  • search
  • Facebook
  • Twitter

115a Sturton Street

The Melton Family

This property doesn’t appear on any census between 1871 and 1911.  It first appears in 1918 on the Electoral Register.

1918 – 1938

The Melton family are the first family recorded as living here.  They have previously lived at 15 Ainsworth Street and 4 Ainsworth Street.

1921 Census

Sidney Melton, 55, born Rougham, Suffolk.  Carpenter for W. Saint Builders, 4 Barnabas Road.
Elizabeth Melton, 52, born Waterbeach, Cambridge. Home Duties.
Elsie Melton, 25, born Cambridge.  Dressmaker for M. Siggers, St. John’s Street.
Winnie Melton, 23, born Cambridge.  Boot Shop Assistant for Woodman, Freeman & Hardy’s.
Doris Melton, 18, born Cambridge.  Boot Shop Assistant for Woodman, Freeman & Hardy’s.
Ernest Melton, 11, born Cambridge.  In part time education.

Sidney James Melton and his wife Sarah Elizabeth are buried in Mill Road Cemetery with two of their sons.

Sources: 1871, 1881, 1891, 1901, 1911 UK Census, Cambridgeshire, England, Electoral Registers, Burgess Rolls and Poll Books (1722-1966), Mill Road Cemetery,

1947 –

AT sent this email in 2023:

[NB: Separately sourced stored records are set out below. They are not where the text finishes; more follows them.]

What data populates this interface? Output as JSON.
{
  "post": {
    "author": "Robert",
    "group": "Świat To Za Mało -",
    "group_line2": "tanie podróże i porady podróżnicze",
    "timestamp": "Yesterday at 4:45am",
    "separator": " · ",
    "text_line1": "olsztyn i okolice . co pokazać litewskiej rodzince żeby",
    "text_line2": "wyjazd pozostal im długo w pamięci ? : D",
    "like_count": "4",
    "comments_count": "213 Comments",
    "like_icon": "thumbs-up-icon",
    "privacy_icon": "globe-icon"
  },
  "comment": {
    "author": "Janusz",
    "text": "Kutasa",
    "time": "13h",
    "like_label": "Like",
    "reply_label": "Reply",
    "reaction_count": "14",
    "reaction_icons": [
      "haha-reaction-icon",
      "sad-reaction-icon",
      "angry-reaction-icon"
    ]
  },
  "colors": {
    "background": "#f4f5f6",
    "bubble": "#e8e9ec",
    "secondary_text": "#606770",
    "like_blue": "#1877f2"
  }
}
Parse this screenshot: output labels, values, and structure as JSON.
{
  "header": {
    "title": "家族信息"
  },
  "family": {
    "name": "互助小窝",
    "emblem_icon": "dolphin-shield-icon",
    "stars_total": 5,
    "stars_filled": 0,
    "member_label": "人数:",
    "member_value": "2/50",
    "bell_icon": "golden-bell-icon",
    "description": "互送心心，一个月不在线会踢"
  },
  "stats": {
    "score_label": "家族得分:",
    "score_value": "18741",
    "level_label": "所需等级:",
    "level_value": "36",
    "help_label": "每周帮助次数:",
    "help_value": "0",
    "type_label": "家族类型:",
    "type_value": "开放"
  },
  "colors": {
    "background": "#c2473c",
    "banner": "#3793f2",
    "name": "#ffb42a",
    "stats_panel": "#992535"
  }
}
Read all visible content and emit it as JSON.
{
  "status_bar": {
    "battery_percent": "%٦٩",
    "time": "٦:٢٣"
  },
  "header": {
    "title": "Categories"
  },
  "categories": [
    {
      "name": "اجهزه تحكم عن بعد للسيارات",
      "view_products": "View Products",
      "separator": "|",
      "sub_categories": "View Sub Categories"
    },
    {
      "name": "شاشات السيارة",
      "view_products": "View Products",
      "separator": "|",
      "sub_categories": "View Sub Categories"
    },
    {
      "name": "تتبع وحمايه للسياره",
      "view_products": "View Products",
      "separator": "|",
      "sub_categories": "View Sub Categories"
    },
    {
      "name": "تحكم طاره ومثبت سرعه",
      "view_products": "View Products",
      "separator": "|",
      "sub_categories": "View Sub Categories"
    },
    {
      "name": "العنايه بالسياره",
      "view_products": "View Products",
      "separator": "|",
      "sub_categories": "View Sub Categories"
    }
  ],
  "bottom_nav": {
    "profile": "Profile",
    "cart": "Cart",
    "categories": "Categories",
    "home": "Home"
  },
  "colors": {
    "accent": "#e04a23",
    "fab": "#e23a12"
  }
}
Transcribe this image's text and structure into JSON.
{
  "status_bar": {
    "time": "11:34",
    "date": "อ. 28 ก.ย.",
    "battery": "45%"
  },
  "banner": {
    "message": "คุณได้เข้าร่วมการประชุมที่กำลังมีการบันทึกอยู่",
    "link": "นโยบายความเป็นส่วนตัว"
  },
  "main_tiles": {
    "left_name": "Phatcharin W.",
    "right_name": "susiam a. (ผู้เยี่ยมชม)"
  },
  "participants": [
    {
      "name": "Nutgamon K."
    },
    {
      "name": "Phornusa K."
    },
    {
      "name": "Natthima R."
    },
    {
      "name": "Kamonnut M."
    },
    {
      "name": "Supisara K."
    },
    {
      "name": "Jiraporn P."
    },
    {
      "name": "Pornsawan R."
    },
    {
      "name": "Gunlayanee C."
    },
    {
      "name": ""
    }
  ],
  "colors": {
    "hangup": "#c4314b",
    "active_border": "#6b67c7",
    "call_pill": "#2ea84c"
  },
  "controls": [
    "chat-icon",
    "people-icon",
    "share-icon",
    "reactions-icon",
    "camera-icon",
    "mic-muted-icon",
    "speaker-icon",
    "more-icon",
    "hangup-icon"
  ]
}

My parents bought 115a in 1947 and it was owned by the family until a couple of years ago when my mother passed away. When they moved in it had been rented and was left in a very poor condition. I think the tenants had purposely damaged the house and left on bad terms. In the basement cellar there was a a cooking range. The brickwork can still be seen. It was always thought that the house next door was part of the same house. That’s why it was numbered with an ‘A.’ The front of the house had access to the basement; you can see the brick arch under the front room window. The door was accessed under the front door via a staircase. It was always the intention to excavate this entrance, but we never did. When my elder brother was a boy, he dug up a Roman short sword in the back garden. An old neighbour called Mr Hardy fashioned a handle for it, so my brother could play with it. It was broken against the tree in the garden and discarded. I often wonder if anything else is to be found there.


Do you have any information about the people or places in this article? If so, then please let us know using the Contact page or by emailing

Dear Visitor,


Thank you for exploring historical Cambridgeshire! We hope you enjoy your visit.


Did you know that we are a small, independent Museum and that we rely on donations from people like you to survive?


If you love Capturing Cambridge, and you are able to, we’d appreciate your support today.


Every donation makes a world of difference.


Thank you,

The Museum of Cambridge